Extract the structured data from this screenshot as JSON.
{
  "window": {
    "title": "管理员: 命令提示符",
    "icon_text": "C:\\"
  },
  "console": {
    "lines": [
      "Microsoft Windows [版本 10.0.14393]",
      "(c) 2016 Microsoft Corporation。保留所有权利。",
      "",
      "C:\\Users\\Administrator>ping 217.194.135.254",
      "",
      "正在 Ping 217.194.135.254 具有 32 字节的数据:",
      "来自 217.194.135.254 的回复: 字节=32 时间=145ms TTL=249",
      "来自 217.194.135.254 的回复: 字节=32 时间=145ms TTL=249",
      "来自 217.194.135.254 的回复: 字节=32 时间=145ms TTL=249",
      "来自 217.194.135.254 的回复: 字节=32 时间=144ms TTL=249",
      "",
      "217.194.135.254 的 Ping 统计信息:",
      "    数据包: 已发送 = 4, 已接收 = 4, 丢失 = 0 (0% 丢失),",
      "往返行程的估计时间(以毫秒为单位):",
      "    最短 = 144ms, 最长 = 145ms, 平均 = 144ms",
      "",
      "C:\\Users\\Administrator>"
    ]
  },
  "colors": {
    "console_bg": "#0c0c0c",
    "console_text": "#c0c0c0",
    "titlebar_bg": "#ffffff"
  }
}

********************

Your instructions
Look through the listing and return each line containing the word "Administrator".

Output for this task
      "C:\\Users\\Administrator>ping 217.194.135.254",
      "C:\\Users\\Administrator>"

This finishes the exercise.